> _WHAT YOU SHOULD DO_:
Scan the listing below. Return every line containing the string "테스트폴더".

> _GIVEN DATA_:
━━━━━━━━
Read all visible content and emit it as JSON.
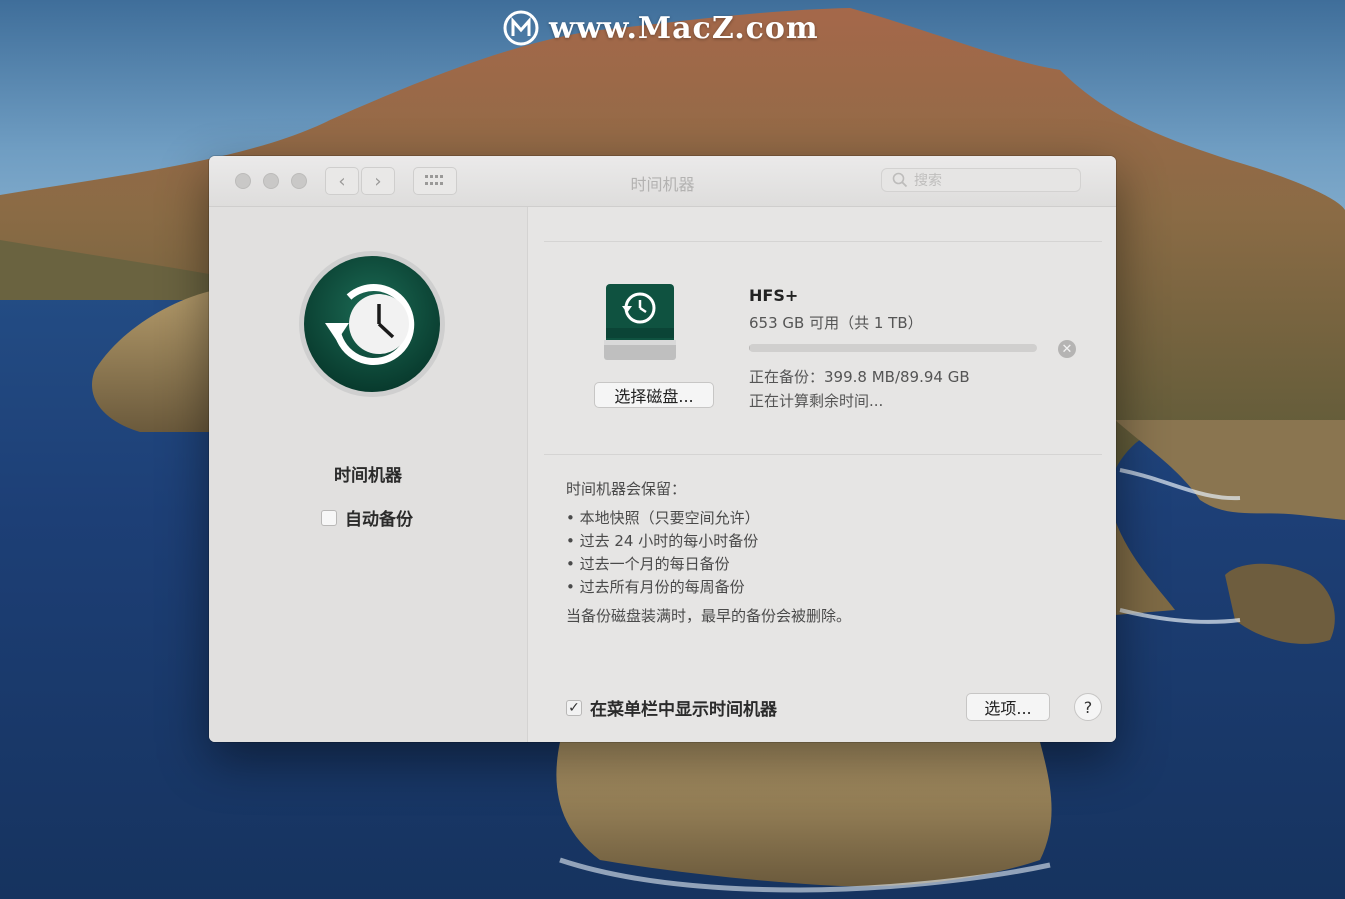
{
  "watermark": {
    "text": "www.MacZ.com"
  },
  "window": {
    "title": "时间机器",
    "search_placeholder": "搜索",
    "nav_back": "‹",
    "nav_forward": "›"
  },
  "sidebar": {
    "app_name": "时间机器",
    "auto_backup_label": "自动备份",
    "auto_backup_checked": false
  },
  "disk": {
    "name": "HFS+",
    "free": "653 GB 可用（共 1 TB）",
    "select_button": "选择磁盘...",
    "progress_fraction": 0.004,
    "status": "正在备份：399.8 MB/89.94 GB",
    "remaining": "正在计算剩余时间..."
  },
  "info": {
    "heading": "时间机器会保留：",
    "items": [
      "本地快照（只要空间允许）",
      "过去 24 小时的每小时备份",
      "过去一个月的每日备份",
      "过去所有月份的每周备份"
    ],
    "note": "当备份磁盘装满时，最早的备份会被删除。"
  },
  "footer": {
    "show_in_menubar_label": "在菜单栏中显示时间机器",
    "show_in_menubar_checked": true,
    "checkmark": "✓",
    "options_button": "选项...",
    "help_button": "?"
  },
  "colors": {
    "tm_green": "#0d4a3a",
    "window_bg": "#e4e3e2"
  }
}
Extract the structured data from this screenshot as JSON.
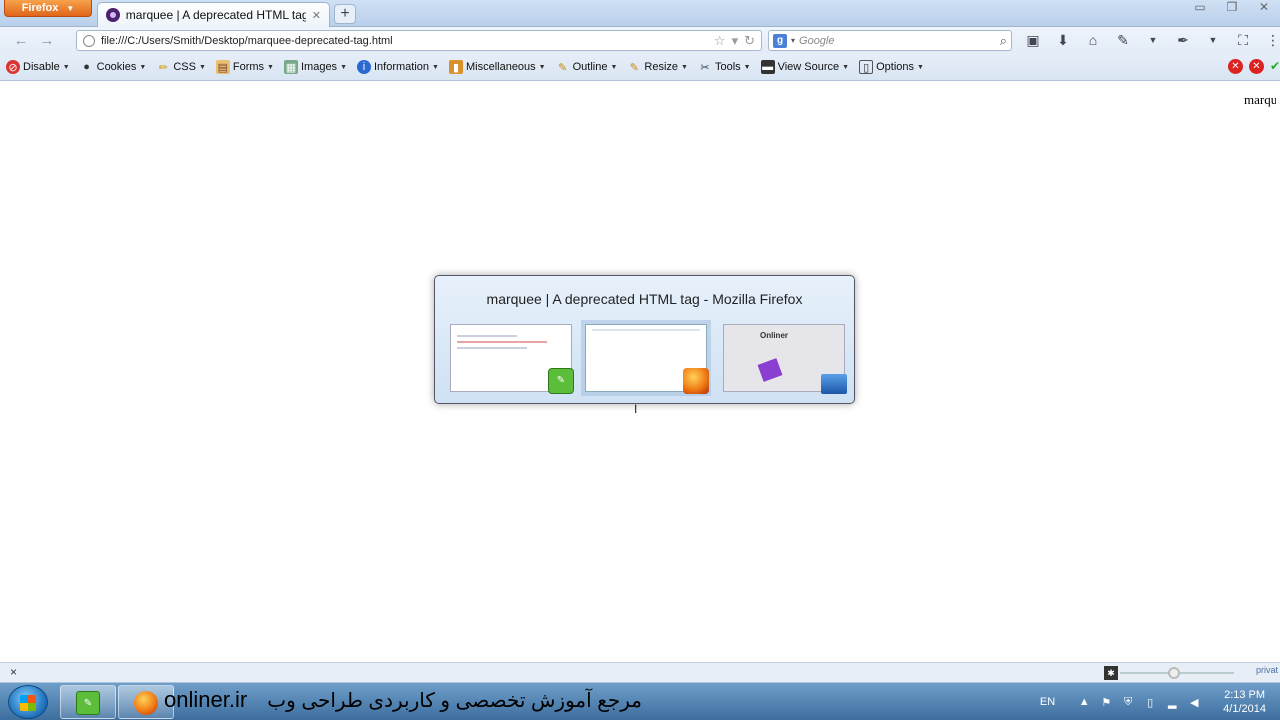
{
  "browser": {
    "app_button": "Firefox",
    "tab_title": "marquee | A deprecated HTML tag",
    "url": "file:///C:/Users/Smith/Desktop/marquee-deprecated-tag.html",
    "search_placeholder": "Google",
    "search_engine_letter": "g"
  },
  "devbar": {
    "items": [
      {
        "label": "Disable",
        "icon": "disable-icon"
      },
      {
        "label": "Cookies",
        "icon": "cookies-icon"
      },
      {
        "label": "CSS",
        "icon": "css-icon"
      },
      {
        "label": "Forms",
        "icon": "forms-icon"
      },
      {
        "label": "Images",
        "icon": "images-icon"
      },
      {
        "label": "Information",
        "icon": "information-icon"
      },
      {
        "label": "Miscellaneous",
        "icon": "miscellaneous-icon"
      },
      {
        "label": "Outline",
        "icon": "outline-icon"
      },
      {
        "label": "Resize",
        "icon": "resize-icon"
      },
      {
        "label": "Tools",
        "icon": "tools-icon"
      },
      {
        "label": "View Source",
        "icon": "view-source-icon"
      },
      {
        "label": "Options",
        "icon": "options-icon"
      }
    ]
  },
  "content": {
    "marquee_text": "marqu"
  },
  "switcher": {
    "title": "marquee | A deprecated HTML tag - Mozilla Firefox",
    "thumbnails": [
      {
        "app": "notepad++"
      },
      {
        "app": "firefox",
        "selected": true
      },
      {
        "app": "onliner"
      }
    ],
    "thumb3_label": "Onliner"
  },
  "statusbar": {
    "close_glyph": "×",
    "privacy_text": "privat"
  },
  "taskbar": {
    "watermark_site": "onliner.ir",
    "watermark_text_fa": "مرجع آموزش تخصصی و کاربردی طراحی وب",
    "lang": "EN",
    "time": "2:13 PM",
    "date": "4/1/2014"
  }
}
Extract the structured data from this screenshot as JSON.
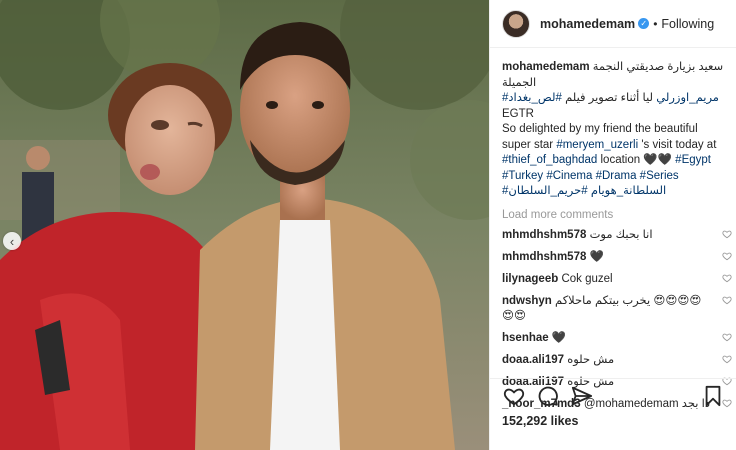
{
  "post": {
    "username": "mohamedemam",
    "verified_mark": "✓",
    "separator": "•",
    "follow_status": "Following",
    "caption": {
      "user": "mohamedemam",
      "line1": "سعيد بزيارة صديقتي النجمة الجميلة",
      "hashtag_ar1": "#مريم_اوزرلي",
      "line2_mid": "ليا أثناء تصوير فيلم",
      "hashtag_ar2": "#لص_بغداد",
      "line2_tag": "EGTR",
      "en_1": "So delighted by my friend the beautiful super star ",
      "mention": "#meryem_uzerli",
      "en_2": " 's visit today at ",
      "tag_thief": "#thief_of_baghdad",
      "en_3": " location ",
      "hearts": "🖤🖤",
      "tag_egypt": "#Egypt",
      "tag_turkey": "#Turkey",
      "tag_cinema": "#Cinema",
      "tag_drama": "#Drama",
      "tag_series": "#Series",
      "tag_ar3": "#السلطانة_هويام",
      "tag_ar4": "#حريم_السلطان"
    },
    "load_more": "Load more comments",
    "comments": [
      {
        "user": "mhmdhshm578",
        "text": "انا بحبك موت"
      },
      {
        "user": "mhmdhshm578",
        "text": "🖤"
      },
      {
        "user": "lilynageeb",
        "text": "Cok guzel"
      },
      {
        "user": "ndwshyn",
        "text": "يخرب بيتكم ماحلاكم 😍😍😍😍 😍😍"
      },
      {
        "user": "hsenhae",
        "text": "🖤"
      },
      {
        "user": "doaa.ali197",
        "text": "مش حلوه"
      },
      {
        "user": "doaa.ali197",
        "text": "مش حلوه"
      },
      {
        "user": "_noor_m7md3",
        "text": "@mohamedemam دا بجد"
      }
    ],
    "likes": "152,292 likes"
  },
  "icons": {
    "carousel_prev": "chevron-left-icon",
    "like": "heart-outline-icon",
    "comment": "speech-bubble-icon",
    "share": "paper-plane-icon",
    "save": "bookmark-icon",
    "comment_like": "small-heart-icon"
  },
  "colors": {
    "link": "#003569",
    "verified": "#3897f0",
    "muted": "#999999",
    "text": "#262626"
  }
}
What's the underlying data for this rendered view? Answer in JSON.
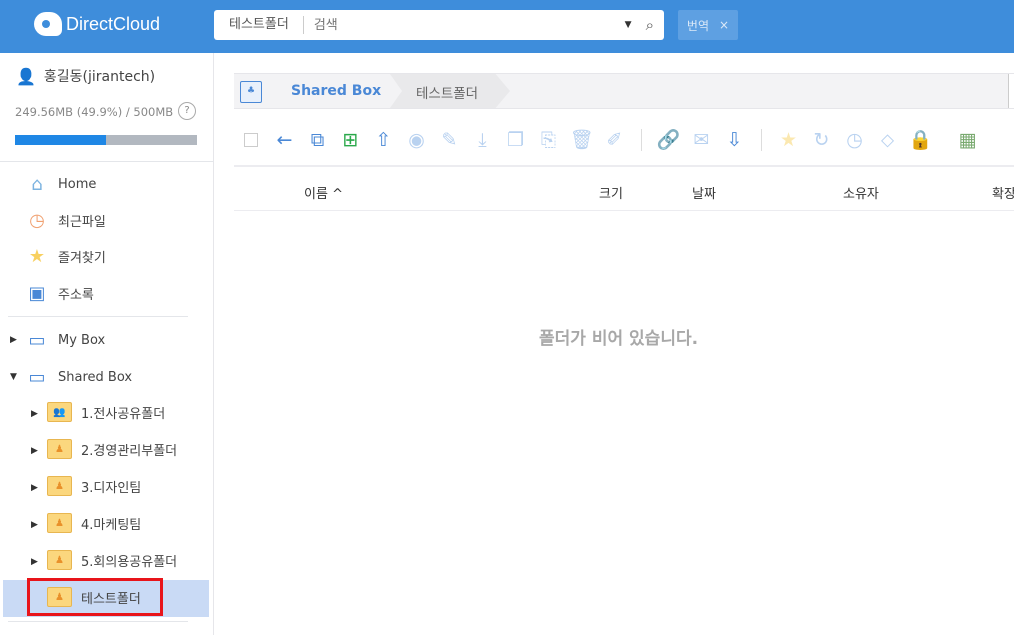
{
  "header": {
    "logo": "DirectCloud",
    "search_folder": "테스트폴더",
    "search_placeholder": "검색",
    "translate_label": "번역",
    "translate_close": "×"
  },
  "sidebar": {
    "user": "홍길동(jirantech)",
    "quota_text": "249.56MB (49.9%) / 500MB",
    "quota_percent": 49.9,
    "help": "?",
    "nav": [
      {
        "label": "Home",
        "icon": "home-icon"
      },
      {
        "label": "최근파일",
        "icon": "clock-icon"
      },
      {
        "label": "즐겨찾기",
        "icon": "star-icon"
      },
      {
        "label": "주소록",
        "icon": "address-book-icon"
      }
    ],
    "boxes": [
      {
        "label": "My Box",
        "expanded": false
      },
      {
        "label": "Shared Box",
        "expanded": true
      }
    ],
    "folders": [
      "1.전사공유폴더",
      "2.경영관리부폴더",
      "3.디자인팀",
      "4.마케팅팀",
      "5.회의용공유폴더",
      "테스트폴더"
    ],
    "selected": "테스트폴더"
  },
  "breadcrumb": [
    "Shared Box",
    "테스트폴더"
  ],
  "table": {
    "columns": [
      "이름",
      "크기",
      "날짜",
      "소유자",
      "확장"
    ],
    "sort_indicator": "^",
    "empty_message": "폴더가 비어 있습니다."
  }
}
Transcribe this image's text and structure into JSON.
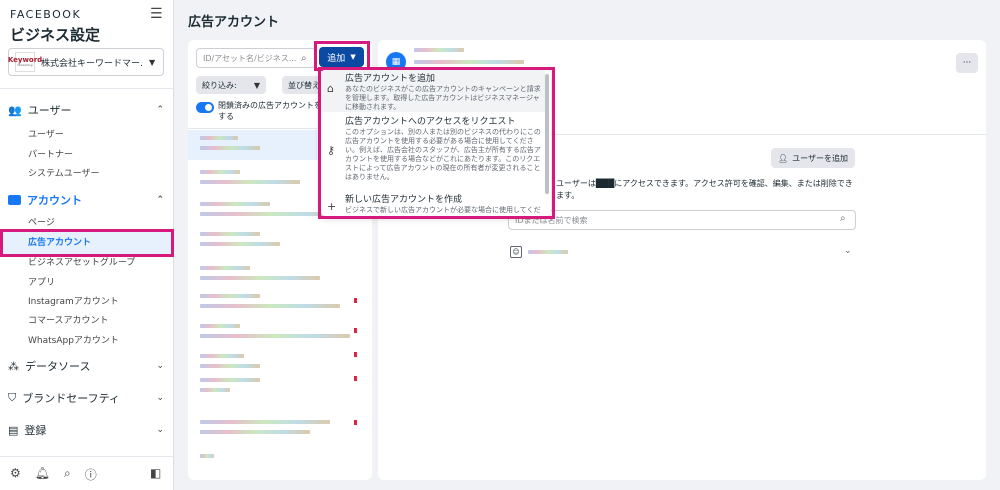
{
  "sidebar": {
    "brand": "FACEBOOK",
    "title": "ビジネス設定",
    "business": {
      "name": "株式会社キーワードマー...",
      "logo_main": "Keyword",
      "logo_sub": "Marketing"
    },
    "sections": [
      {
        "label": "ユーザー",
        "icon": "users-icon",
        "items": [
          "ユーザー",
          "パートナー",
          "システムユーザー"
        ]
      },
      {
        "label": "アカウント",
        "icon": "account-icon",
        "items": [
          "ページ",
          "広告アカウント",
          "ビジネスアセットグループ",
          "アプリ",
          "Instagramアカウント",
          "コマースアカウント",
          "WhatsAppアカウント"
        ]
      },
      {
        "label": "データソース",
        "icon": "datasource-icon"
      },
      {
        "label": "ブランドセーフティ",
        "icon": "shield-icon"
      },
      {
        "label": "登録",
        "icon": "register-icon"
      }
    ],
    "active_item": "広告アカウント"
  },
  "main": {
    "title": "広告アカウント"
  },
  "list": {
    "search_placeholder": "ID/アセット名/ビジネス...",
    "filter_label": "絞り込み:",
    "sort_label": "並び替え",
    "toggle_label": "閉鎖済みの広告アカウントを表示する"
  },
  "add_button": {
    "label": "追加"
  },
  "dropdown": {
    "items": [
      {
        "title": "広告アカウントを追加",
        "desc": "あなたのビジネスがこの広告アカウントのキャンペーンと請求を管理します。取得した広告アカウントはビジネスマネージャに移動されます。",
        "icon": "tag-icon"
      },
      {
        "title": "広告アカウントへのアクセスをリクエスト",
        "desc": "このオプションは、別の人または別のビジネスの代わりにこの広告アカウントを使用する必要がある場合に使用してください。例えば、広告会社のスタッフが、広告主が所有する広告アカウントを使用する場合などがこれにあたります。このリクエストによって広告アカウントの現在の所有者が変更されることはありません。",
        "icon": "key-icon"
      },
      {
        "title": "新しい広告アカウントを作成",
        "desc": "ビジネスで新しい広告アカウントが必要な場合に使用してくだ",
        "icon": "plus-icon"
      }
    ]
  },
  "detail": {
    "add_user_label": "ユーザーを追加",
    "access_text": "ユーザーは███にアクセスできます。アクセス許可を確認、編集、または削除できます。",
    "id_search_placeholder": "IDまたは名前で検索"
  },
  "colors": {
    "accent": "#1877f2",
    "highlight": "#d6197c",
    "add_button": "#0a4aa3"
  }
}
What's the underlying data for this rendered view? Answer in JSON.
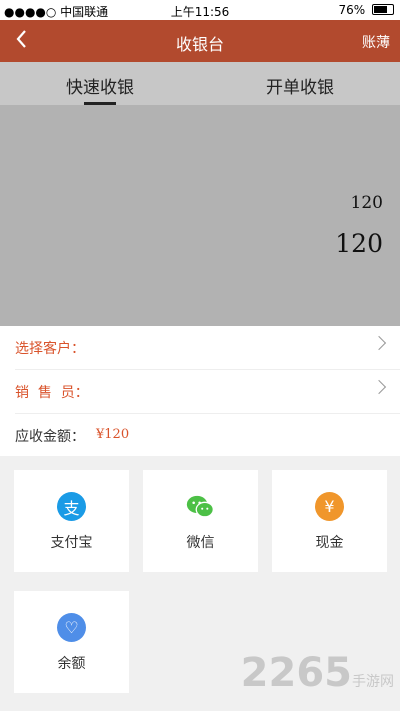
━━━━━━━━
> _SOLUTION TO THE PROBLEM_:
    "search_folder": "테스트폴더",
      "테스트폴더"
    "selected": "테스트폴더"
    "테스트폴더"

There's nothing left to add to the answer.